When I first started thinking about how best to present my photography, my mind always went “small”. The reason for this is simple. One has to squint to peer inside a pea-sized opening in order to see the array of colours within a kaleidoscope chamber. It’s an intimate viewing, seen only by the person holding the scope, and if the objects are in an oil cell, the cell’s precise beauty can never be experienced again because by the time the viewer passes the scope off to the person beside them, the objects have rearranged themselves. So when I first started framing my images, the presentation of my mandala images was with square 4″x 4″ frames. Once I started focusing on the full-frame images from three-mirrored scopes, I wanted to see what would happen if I went larger.
Again, garbage. Why? Because the larger one prints, the clearer the unrefined scope becomes. What is unrefined? Well, for starters, if the mirrors don’t line up perfectly (perfectly), it shows, and one immediately knows they are looking at a mirrored image. Get rid of the lines, and the viewer’s brain questions how the image was created; using a kaleidoscope is never their first guess. Secondly, the air bubbles in the cell look like tiny balloons on an enlarged print. Yes, I have been known to Photoshop them out, but again, I didn’t want to create art that needed editing. (I approach my photos the same way I approach my face in the morning: If it’s going to take more than 2.5 minutes to make it pretty, it’s not worth the effort.) Finally, the objects in the cell have to be special and not just odds and sods that a 5 year old child uses to skewer yarn through during craft time. So out came David Kalish’s scopes. Today, it is with my images of David’s work that I am able to frame photos 30 inches square and larger to hang on our walls as pieces of fine contemporary art.
[The above image of a homemade scope is a perfect example of unaligned mirrors.]
Some of the challenges of photographing the interior of my acquired kaleidoscopes included having to learn how to only capture the interior (and not the surrounding floor and couch), as well as learning how to avoid air bubbles, which, as it turns out, are very noticeable in some scopes cells, and not noticeable at all in others. I also had to learn how to get the entire mandala into the viewfinder.
My birthday was coming up. I had been looking forward to my birthday because it was not only accompanied by the promise of wisdom which comes with age, but with cards stuffed with birthday money. And I knew what I was going to spend said money on: a new camera.

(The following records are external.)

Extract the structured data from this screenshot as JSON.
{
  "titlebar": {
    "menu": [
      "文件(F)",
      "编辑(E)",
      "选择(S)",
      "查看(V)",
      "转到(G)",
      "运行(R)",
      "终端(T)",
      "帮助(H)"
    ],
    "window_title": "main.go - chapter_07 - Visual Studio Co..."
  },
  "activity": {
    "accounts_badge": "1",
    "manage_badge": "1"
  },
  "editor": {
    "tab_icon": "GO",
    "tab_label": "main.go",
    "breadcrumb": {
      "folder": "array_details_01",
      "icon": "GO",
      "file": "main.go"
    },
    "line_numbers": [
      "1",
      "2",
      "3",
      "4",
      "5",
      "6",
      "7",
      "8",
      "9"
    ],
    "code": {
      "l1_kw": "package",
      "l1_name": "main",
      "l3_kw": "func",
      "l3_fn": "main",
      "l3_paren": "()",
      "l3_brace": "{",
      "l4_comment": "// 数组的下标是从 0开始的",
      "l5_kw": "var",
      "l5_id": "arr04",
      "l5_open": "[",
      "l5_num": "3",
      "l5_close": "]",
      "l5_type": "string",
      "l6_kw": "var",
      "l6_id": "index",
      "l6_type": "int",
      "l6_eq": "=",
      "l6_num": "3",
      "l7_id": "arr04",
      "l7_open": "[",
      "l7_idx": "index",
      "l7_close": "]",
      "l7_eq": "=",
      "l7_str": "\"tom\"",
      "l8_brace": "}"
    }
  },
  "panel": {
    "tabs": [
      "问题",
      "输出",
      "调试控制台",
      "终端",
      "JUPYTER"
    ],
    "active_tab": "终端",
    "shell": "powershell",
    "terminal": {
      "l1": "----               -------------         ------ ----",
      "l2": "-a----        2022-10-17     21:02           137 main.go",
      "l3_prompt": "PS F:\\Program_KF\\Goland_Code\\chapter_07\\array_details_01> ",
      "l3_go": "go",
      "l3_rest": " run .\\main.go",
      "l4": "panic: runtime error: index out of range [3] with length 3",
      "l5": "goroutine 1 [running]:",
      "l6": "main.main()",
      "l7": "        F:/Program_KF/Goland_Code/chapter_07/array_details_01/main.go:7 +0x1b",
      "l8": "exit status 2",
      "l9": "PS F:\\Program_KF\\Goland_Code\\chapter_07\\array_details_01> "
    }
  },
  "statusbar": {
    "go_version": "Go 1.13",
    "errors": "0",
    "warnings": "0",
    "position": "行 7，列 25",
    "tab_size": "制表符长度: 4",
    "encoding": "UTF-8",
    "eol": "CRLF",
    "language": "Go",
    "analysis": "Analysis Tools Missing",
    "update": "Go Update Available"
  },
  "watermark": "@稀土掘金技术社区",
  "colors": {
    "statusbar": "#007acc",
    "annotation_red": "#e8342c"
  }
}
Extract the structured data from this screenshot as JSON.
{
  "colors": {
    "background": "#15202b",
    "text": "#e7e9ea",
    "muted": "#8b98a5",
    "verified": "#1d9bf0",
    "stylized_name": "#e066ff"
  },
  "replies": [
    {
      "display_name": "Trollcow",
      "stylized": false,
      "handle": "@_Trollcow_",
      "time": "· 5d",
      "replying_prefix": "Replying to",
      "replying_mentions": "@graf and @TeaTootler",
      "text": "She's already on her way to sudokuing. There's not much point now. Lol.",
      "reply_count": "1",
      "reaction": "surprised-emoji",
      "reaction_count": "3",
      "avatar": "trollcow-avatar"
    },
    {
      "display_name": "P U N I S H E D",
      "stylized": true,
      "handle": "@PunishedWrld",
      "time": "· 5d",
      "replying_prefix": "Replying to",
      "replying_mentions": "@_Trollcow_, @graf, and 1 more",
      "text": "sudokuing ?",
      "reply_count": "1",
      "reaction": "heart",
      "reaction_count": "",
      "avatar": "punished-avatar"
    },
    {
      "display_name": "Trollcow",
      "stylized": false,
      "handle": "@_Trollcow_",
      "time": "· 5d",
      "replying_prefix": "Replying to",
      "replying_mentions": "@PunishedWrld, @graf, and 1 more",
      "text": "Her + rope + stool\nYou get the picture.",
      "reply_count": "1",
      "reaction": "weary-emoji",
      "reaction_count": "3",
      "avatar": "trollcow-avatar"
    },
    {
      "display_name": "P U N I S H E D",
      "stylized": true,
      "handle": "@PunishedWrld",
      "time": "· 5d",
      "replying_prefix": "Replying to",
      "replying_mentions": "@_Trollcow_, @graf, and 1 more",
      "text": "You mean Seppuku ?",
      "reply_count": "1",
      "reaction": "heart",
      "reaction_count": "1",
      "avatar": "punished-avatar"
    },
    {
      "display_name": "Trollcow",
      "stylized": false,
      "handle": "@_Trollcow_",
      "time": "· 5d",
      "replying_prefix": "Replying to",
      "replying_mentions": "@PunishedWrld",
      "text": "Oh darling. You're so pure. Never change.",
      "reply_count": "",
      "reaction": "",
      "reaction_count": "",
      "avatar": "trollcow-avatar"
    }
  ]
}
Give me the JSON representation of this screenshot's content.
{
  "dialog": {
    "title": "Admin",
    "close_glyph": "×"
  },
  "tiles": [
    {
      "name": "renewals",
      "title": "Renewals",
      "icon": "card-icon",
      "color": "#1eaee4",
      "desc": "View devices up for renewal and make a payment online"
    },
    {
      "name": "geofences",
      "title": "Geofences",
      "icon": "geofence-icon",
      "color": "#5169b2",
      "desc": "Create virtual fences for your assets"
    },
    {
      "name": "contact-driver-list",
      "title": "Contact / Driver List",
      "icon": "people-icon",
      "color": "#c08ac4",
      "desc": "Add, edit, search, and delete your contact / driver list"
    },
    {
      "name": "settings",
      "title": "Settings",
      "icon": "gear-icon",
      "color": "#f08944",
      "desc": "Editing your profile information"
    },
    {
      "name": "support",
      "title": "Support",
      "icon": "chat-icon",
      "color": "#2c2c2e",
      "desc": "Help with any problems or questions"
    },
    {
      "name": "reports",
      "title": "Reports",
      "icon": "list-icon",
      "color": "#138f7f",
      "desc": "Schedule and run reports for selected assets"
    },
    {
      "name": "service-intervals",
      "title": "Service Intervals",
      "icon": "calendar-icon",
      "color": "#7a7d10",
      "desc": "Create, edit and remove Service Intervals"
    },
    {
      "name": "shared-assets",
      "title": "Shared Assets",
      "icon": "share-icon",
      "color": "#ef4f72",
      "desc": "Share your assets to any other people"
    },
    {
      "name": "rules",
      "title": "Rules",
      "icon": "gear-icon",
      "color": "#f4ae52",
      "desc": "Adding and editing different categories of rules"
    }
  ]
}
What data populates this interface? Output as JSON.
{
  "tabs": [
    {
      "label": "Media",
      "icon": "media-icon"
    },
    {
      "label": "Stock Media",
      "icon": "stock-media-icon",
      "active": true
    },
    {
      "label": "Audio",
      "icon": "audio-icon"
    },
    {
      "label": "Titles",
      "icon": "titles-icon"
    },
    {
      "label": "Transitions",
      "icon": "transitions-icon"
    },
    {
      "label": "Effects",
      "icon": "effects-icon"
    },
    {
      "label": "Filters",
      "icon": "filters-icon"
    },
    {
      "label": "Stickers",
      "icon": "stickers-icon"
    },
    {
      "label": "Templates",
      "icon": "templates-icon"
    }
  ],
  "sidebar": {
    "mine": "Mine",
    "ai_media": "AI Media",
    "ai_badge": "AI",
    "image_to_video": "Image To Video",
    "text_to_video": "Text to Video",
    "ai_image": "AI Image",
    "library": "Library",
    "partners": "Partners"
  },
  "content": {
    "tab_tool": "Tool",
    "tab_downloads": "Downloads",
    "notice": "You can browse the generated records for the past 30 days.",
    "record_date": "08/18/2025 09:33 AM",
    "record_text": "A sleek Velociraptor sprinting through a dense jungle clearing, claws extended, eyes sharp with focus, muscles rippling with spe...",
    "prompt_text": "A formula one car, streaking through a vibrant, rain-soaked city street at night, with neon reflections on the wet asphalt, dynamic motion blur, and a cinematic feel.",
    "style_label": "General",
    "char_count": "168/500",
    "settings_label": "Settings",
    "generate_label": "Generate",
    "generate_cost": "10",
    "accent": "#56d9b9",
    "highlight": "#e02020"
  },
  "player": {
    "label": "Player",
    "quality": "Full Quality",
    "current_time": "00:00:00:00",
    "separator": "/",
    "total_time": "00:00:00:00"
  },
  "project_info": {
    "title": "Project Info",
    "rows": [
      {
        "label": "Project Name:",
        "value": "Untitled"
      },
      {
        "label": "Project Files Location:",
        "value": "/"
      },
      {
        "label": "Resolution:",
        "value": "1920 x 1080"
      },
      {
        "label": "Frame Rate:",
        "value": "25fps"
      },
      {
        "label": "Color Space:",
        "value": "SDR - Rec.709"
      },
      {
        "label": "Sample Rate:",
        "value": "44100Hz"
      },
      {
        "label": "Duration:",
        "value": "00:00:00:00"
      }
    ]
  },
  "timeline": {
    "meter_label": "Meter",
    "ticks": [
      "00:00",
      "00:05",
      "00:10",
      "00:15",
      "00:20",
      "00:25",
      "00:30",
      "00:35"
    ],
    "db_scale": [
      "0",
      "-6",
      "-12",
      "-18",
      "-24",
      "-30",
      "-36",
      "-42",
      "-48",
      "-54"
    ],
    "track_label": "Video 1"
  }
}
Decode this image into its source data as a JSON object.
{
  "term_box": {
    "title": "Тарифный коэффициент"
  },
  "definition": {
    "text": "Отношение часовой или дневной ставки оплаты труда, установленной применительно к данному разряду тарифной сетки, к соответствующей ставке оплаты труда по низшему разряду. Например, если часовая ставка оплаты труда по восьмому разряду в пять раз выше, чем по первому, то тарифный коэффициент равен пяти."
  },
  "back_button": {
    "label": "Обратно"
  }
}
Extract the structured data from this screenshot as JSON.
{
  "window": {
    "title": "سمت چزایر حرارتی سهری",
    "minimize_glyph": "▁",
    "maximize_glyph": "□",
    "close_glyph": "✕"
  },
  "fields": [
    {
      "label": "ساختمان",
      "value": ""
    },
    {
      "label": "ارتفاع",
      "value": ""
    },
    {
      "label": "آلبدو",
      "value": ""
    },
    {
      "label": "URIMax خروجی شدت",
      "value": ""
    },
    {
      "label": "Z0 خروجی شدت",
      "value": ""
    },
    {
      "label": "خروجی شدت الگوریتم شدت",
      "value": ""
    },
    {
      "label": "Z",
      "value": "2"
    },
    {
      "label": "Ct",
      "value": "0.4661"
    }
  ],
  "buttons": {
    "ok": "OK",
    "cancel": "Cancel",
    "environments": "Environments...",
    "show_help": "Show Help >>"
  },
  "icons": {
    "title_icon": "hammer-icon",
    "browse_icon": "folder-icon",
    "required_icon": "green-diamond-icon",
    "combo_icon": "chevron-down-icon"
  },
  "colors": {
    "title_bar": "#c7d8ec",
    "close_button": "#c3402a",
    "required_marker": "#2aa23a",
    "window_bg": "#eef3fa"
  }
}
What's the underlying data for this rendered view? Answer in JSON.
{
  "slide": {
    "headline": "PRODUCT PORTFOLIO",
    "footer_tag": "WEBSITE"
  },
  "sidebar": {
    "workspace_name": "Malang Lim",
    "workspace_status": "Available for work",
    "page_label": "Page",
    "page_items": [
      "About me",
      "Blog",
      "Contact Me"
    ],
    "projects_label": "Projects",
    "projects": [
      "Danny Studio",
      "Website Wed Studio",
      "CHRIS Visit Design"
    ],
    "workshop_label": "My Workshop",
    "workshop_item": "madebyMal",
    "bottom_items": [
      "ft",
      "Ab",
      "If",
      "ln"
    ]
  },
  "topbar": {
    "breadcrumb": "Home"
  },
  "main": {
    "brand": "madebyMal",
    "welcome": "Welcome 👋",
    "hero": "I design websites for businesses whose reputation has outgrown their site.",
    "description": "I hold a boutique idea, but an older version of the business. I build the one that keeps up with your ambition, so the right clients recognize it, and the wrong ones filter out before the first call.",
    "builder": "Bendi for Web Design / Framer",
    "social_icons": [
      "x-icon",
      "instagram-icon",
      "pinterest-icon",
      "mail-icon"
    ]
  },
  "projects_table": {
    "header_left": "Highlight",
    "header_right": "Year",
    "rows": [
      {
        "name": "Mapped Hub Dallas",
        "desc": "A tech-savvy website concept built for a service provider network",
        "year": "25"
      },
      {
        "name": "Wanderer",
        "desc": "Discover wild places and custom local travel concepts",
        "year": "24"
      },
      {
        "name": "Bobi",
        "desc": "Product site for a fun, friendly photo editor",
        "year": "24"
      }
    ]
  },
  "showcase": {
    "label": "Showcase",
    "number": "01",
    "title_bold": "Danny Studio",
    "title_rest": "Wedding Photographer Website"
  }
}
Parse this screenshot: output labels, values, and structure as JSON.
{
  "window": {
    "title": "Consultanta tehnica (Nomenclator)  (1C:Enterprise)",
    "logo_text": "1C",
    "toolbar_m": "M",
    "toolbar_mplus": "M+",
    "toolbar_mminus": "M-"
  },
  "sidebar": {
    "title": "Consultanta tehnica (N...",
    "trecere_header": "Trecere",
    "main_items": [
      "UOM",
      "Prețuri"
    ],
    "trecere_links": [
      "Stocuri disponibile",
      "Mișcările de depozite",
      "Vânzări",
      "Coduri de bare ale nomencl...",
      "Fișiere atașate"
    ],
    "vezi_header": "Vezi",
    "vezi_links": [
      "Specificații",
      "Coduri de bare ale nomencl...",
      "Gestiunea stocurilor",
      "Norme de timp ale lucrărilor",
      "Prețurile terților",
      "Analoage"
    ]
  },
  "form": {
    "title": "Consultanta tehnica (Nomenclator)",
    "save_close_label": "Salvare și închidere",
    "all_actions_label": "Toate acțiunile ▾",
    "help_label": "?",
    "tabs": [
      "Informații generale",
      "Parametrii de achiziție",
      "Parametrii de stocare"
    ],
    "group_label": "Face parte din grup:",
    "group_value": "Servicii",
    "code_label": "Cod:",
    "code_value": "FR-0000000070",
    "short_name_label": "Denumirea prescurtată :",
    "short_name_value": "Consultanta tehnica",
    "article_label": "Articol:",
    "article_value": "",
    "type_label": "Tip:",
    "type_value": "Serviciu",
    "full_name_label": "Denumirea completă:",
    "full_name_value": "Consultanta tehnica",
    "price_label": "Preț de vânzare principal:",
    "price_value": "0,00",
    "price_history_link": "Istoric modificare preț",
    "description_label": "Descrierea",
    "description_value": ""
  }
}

Now is as good of a time as any to explain the two types of mirror systems the scopes in my bequeathed collection contained. Most used a two-mirror system. When you look into a two-mirror scope, the image is that of a complete circle, or mandala. When you look into a scope that uses a three-mirror system, the image is infinite. This, of course, is a very elementary description. There is alot information on the web if you want to understand the science behind the art of kaleidoscope making.
Personally, I have come to prefer the three-mirrored scopes. Well, my eye does, anyway. Mandalas are more static. Ok, that’s not entirely true. If the objects in the cell are immersed in oil, they are always moving and therefore not static. But it’s harder to create movement in a photograph with the uniformity that comes with a mandala image. Movement or not, the photo has no shortage of colour and complexities. As a photographer who’s eye is always looking for “the shot”, however, I need more visual inconsistencies to work with in order to have good composition. The most useful lesson I learned from taking photographs of two-mirror scopes is the strength negative space gives the subject. I wanted my walls to have a few mandalas on them, so I worked at it and quickly found success. With the right tools, it became very easy.
I made every effort to find out who made this kaleidoscope. I sent photos of the exterior to other members of the BKS, but no one could tell me. I have since given the kaleidoscope away, but it certainly did make for some exquisite photos which now adorn my living room walls.